----- Records for processing -----
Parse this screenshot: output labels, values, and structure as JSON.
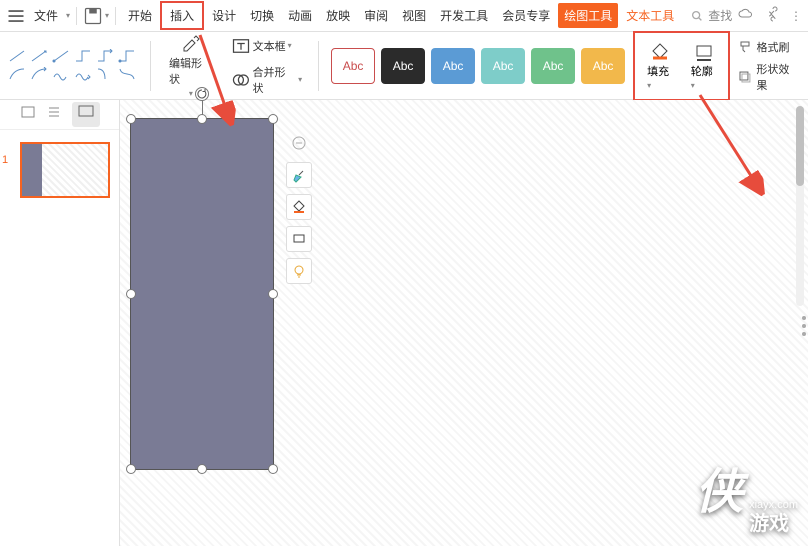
{
  "menubar": {
    "file": "文件",
    "tabs": [
      "开始",
      "插入",
      "设计",
      "切换",
      "动画",
      "放映",
      "审阅",
      "视图",
      "开发工具",
      "会员专享",
      "绘图工具",
      "文本工具"
    ],
    "search": "查找"
  },
  "toolbar": {
    "edit_shape": "编辑形状",
    "text_box": "文本框",
    "merge_shape": "合并形状",
    "abc": "Abc",
    "fill": "填充",
    "outline": "轮廓",
    "format_painter": "格式刷",
    "shape_effects": "形状效果"
  },
  "abc_styles": [
    {
      "bg": "#ffffff",
      "fg": "#c94d4d",
      "border": "#c94d4d"
    },
    {
      "bg": "#2b2b2b",
      "fg": "#ffffff",
      "border": "#2b2b2b"
    },
    {
      "bg": "#5b9bd5",
      "fg": "#ffffff",
      "border": "#5b9bd5"
    },
    {
      "bg": "#7ecdc9",
      "fg": "#ffffff",
      "border": "#7ecdc9"
    },
    {
      "bg": "#6fc28b",
      "fg": "#ffffff",
      "border": "#6fc28b"
    },
    {
      "bg": "#f2b84b",
      "fg": "#ffffff",
      "border": "#f2b84b"
    }
  ],
  "sidebar": {
    "slide_num": "1"
  },
  "watermark": {
    "big": "侠",
    "line1": "xiayx.com",
    "line2": "游戏"
  }
}
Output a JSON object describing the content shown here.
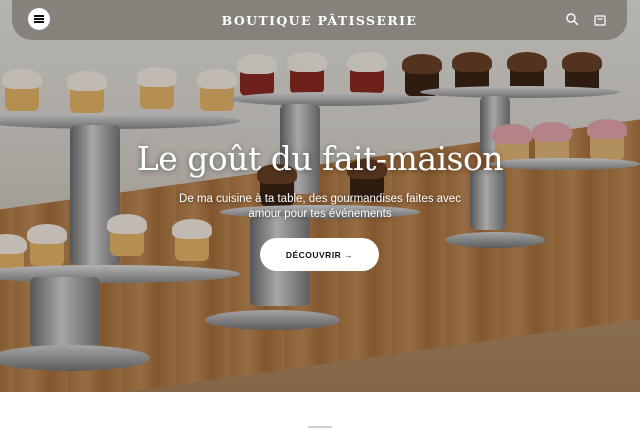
{
  "header": {
    "brand": "BOUTIQUE PÂTISSERIE",
    "menu_icon": "hamburger-menu-icon",
    "search_icon": "search-icon",
    "cart_icon": "shopping-bag-icon"
  },
  "hero": {
    "title": "Le goût du fait-maison",
    "subtitle": "De ma cuisine à ta table, des gourmandises faites avec amour pour tes événements",
    "cta_label": "DÉCOUVRIR →",
    "image": "cupcakes-on-stands-photo"
  },
  "colors": {
    "header_background": "#7d7870",
    "text_on_hero": "#ffffff",
    "button_background": "#ffffff"
  }
}
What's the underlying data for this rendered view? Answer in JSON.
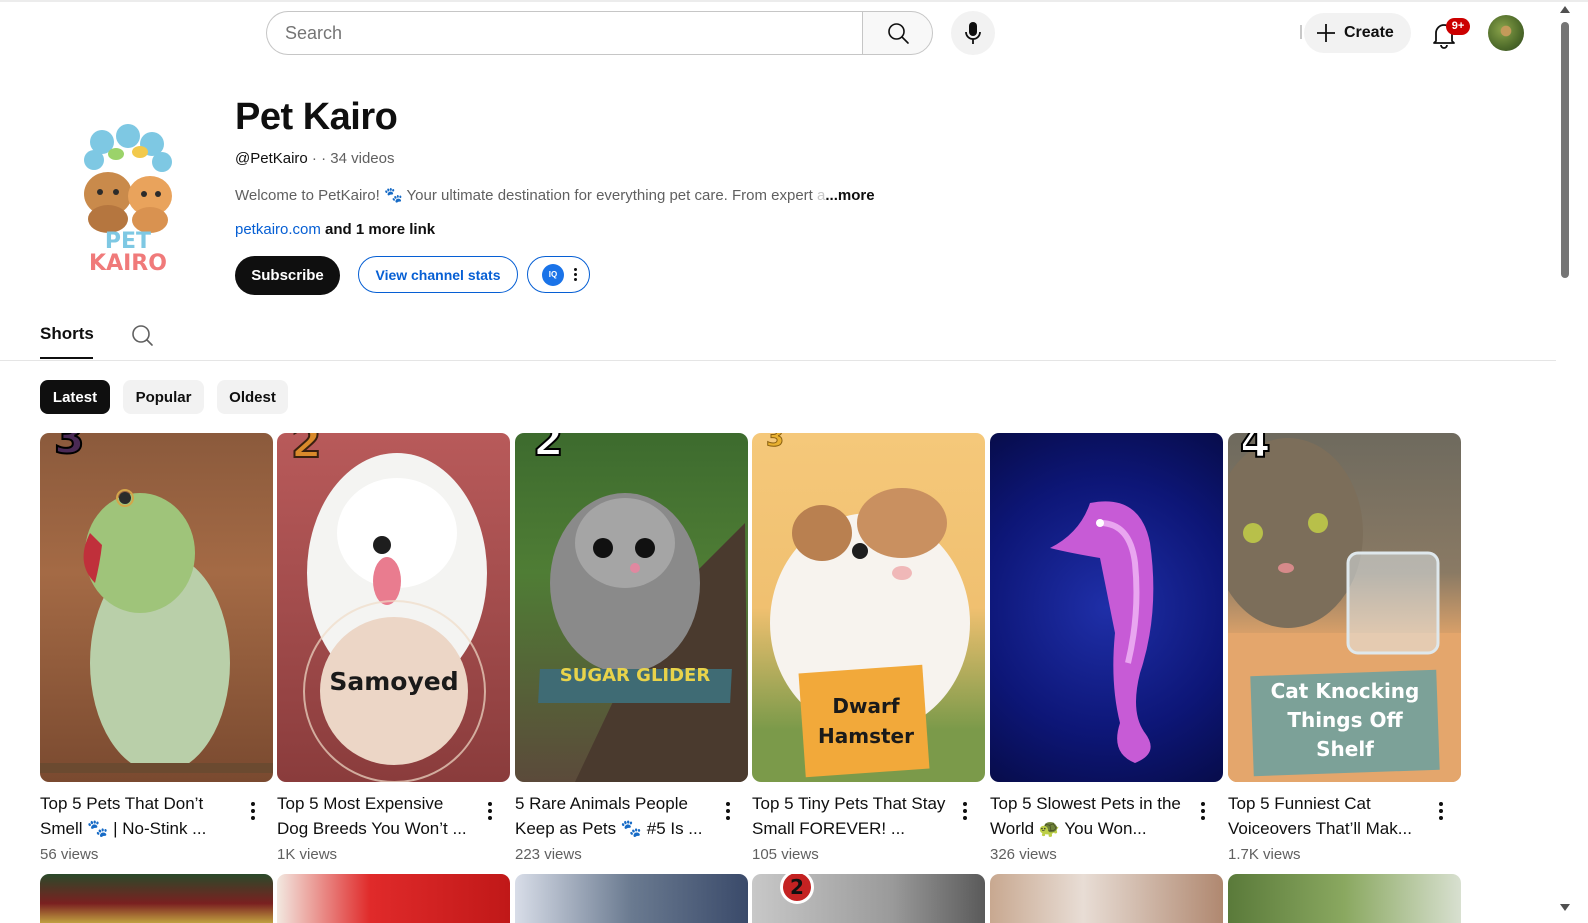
{
  "header": {
    "search_placeholder": "Search",
    "create_label": "Create",
    "notification_badge": "9+"
  },
  "channel": {
    "name": "Pet Kairo",
    "logo_text_top": "PET",
    "logo_text_bottom": "KAIRO",
    "handle": "@PetKairo",
    "meta_separator": " · ",
    "video_count": "· 34 videos",
    "description": "Welcome to PetKairo! 🐾 Your ultimate destination for everything pet care. From expert",
    "description_fade": " a",
    "description_more": "...more",
    "link": "petkairo.com",
    "link_more": " and 1 more link",
    "subscribe_label": "Subscribe",
    "stats_label": "View channel stats",
    "ext_icon_label": "IQ"
  },
  "tabs": {
    "shorts_label": "Shorts"
  },
  "chips": [
    {
      "label": "Latest",
      "active": true
    },
    {
      "label": "Popular",
      "active": false
    },
    {
      "label": "Oldest",
      "active": false
    }
  ],
  "shorts": [
    {
      "title": "Top 5 Pets That Don’t Smell 🐾 | No-Stink ...",
      "views": "56 views",
      "number": "3",
      "overlay": ""
    },
    {
      "title": "Top 5 Most Expensive Dog Breeds You Won’t ...",
      "views": "1K views",
      "number": "2",
      "overlay": "Samoyed"
    },
    {
      "title": "5 Rare Animals People Keep as Pets 🐾 #5 Is ...",
      "views": "223 views",
      "number": "2",
      "overlay": "SUGAR GLIDER"
    },
    {
      "title": "Top 5 Tiny Pets That Stay Small FOREVER! ...",
      "views": "105 views",
      "number": "3",
      "overlay_line1": "Dwarf",
      "overlay_line2": "Hamster"
    },
    {
      "title": "Top 5 Slowest Pets in the World 🐢 You Won...",
      "views": "326 views",
      "number": "",
      "overlay": ""
    },
    {
      "title": "Top 5 Funniest Cat Voiceovers That’ll Mak...",
      "views": "1.7K views",
      "number": "4",
      "overlay_line1": "Cat Knocking",
      "overlay_line2": "Things Off",
      "overlay_line3": "Shelf"
    }
  ],
  "row2_badge": "2"
}
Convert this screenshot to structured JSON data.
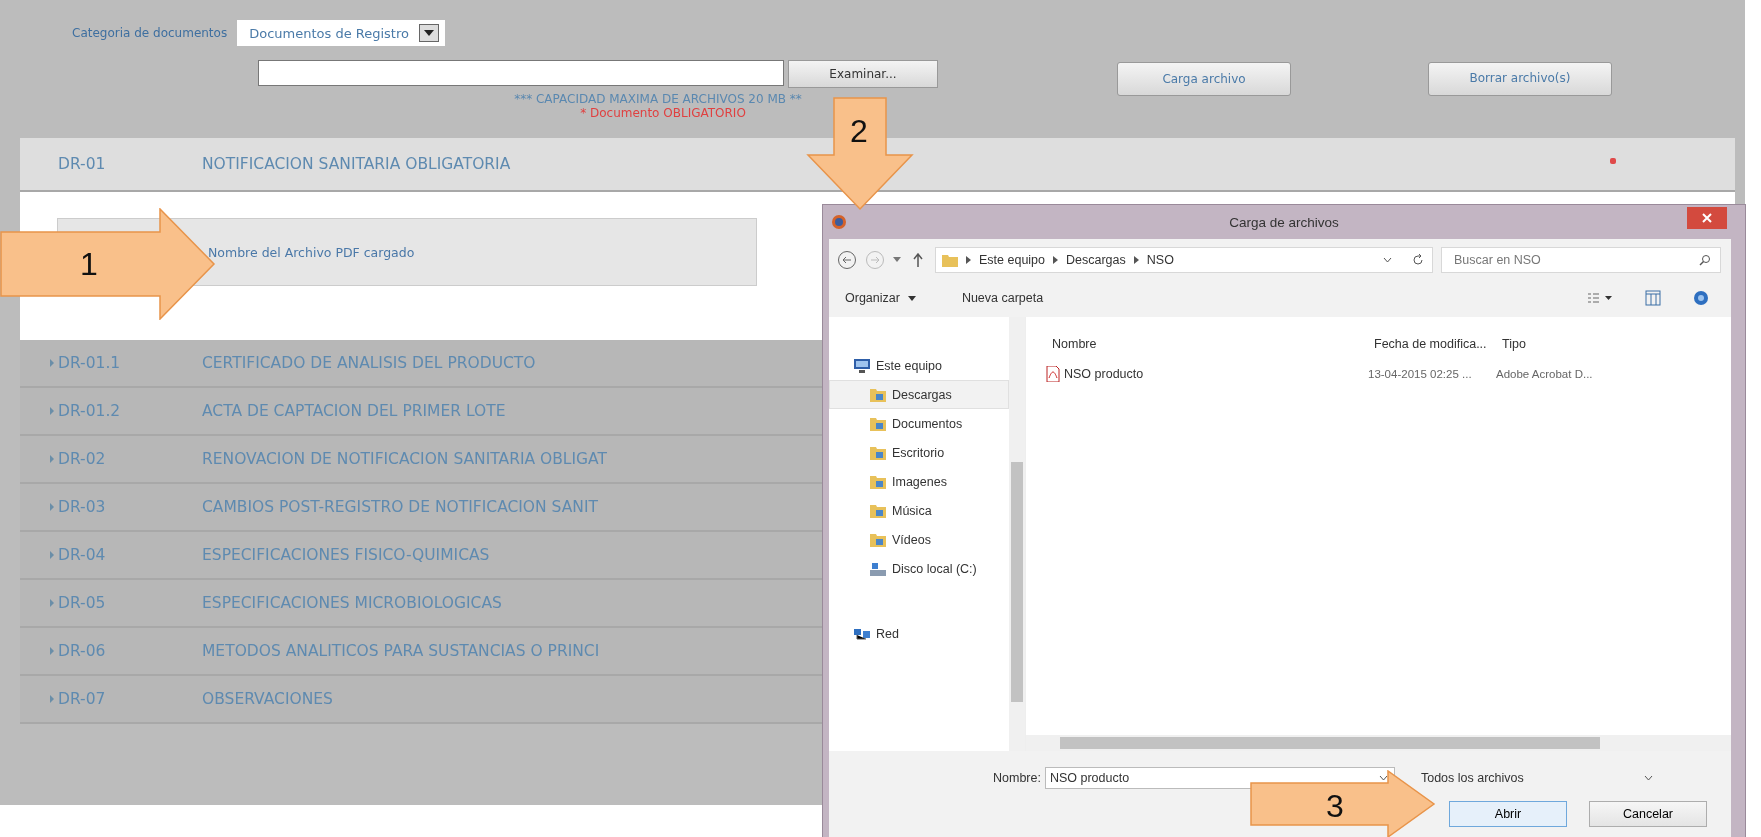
{
  "category": {
    "label": "Categoria de documentos",
    "value": "Documentos de Registro"
  },
  "upload": {
    "browse": "Examinar...",
    "note": "*** CAPACIDAD MAXIMA DE ARCHIVOS 20 MB **",
    "required": "* Documento OBLIGATORIO"
  },
  "actions": [
    "Carga archivo",
    "Borrar archivo(s)"
  ],
  "sections": [
    {
      "code": "DR-01",
      "title": "NOTIFICACION SANITARIA OBLIGATORIA",
      "expanded": true,
      "file": "Nombre del Archivo PDF cargado"
    },
    {
      "code": "DR-01.1",
      "title": "CERTIFICADO DE ANALISIS DEL PRODUCTO",
      "expanded": false
    },
    {
      "code": "DR-01.2",
      "title": "ACTA DE CAPTACION DEL PRIMER LOTE",
      "expanded": false
    },
    {
      "code": "DR-02",
      "title": "RENOVACION DE NOTIFICACION SANITARIA OBLIGAT",
      "expanded": false
    },
    {
      "code": "DR-03",
      "title": "CAMBIOS POST-REGISTRO DE NOTIFICACION SANIT",
      "expanded": false
    },
    {
      "code": "DR-04",
      "title": "ESPECIFICACIONES FISICO-QUIMICAS",
      "expanded": false
    },
    {
      "code": "DR-05",
      "title": "ESPECIFICACIONES MICROBIOLOGICAS",
      "expanded": false
    },
    {
      "code": "DR-06",
      "title": "METODOS ANALITICOS PARA SUSTANCIAS O PRINCI",
      "expanded": false
    },
    {
      "code": "DR-07",
      "title": "OBSERVACIONES",
      "expanded": false
    }
  ],
  "dialog": {
    "title": "Carga de archivos",
    "path": [
      "Este equipo",
      "Descargas",
      "NSO"
    ],
    "search": {
      "placeholder": "Buscar en NSO"
    },
    "toolbar": [
      "Organizar",
      "Nueva carpeta"
    ],
    "nav": [
      {
        "label": "Este equipo",
        "kind": "computer",
        "selected": false,
        "children": [
          {
            "label": "Descargas",
            "kind": "folder",
            "selected": true
          },
          {
            "label": "Documentos",
            "kind": "folder",
            "selected": false
          },
          {
            "label": "Escritorio",
            "kind": "folder",
            "selected": false
          },
          {
            "label": "Imagenes",
            "kind": "folder",
            "selected": false
          },
          {
            "label": "Música",
            "kind": "folder",
            "selected": false
          },
          {
            "label": "Vídeos",
            "kind": "folder",
            "selected": false
          },
          {
            "label": "Disco local (C:)",
            "kind": "drive",
            "selected": false
          }
        ]
      },
      {
        "label": "Red",
        "kind": "network",
        "selected": false
      }
    ],
    "columns": [
      "Nombre",
      "Fecha de modifica...",
      "Tipo"
    ],
    "files": [
      {
        "name": "NSO producto",
        "date": "13-04-2015 02:25 ...",
        "type": "Adobe Acrobat D..."
      }
    ],
    "filename_label": "Nombre:",
    "filename": "NSO producto",
    "filter": "Todos los archivos",
    "buttons": [
      "Abrir",
      "Cancelar"
    ]
  },
  "callouts": [
    "1",
    "2",
    "3"
  ]
}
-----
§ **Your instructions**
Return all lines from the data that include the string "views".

§ **Task result**
      "views": "56 views",
      "views": "1K views",
      "views": "223 views",
      "views": "105 views",
      "views": "326 views",
      "views": "1.7K views",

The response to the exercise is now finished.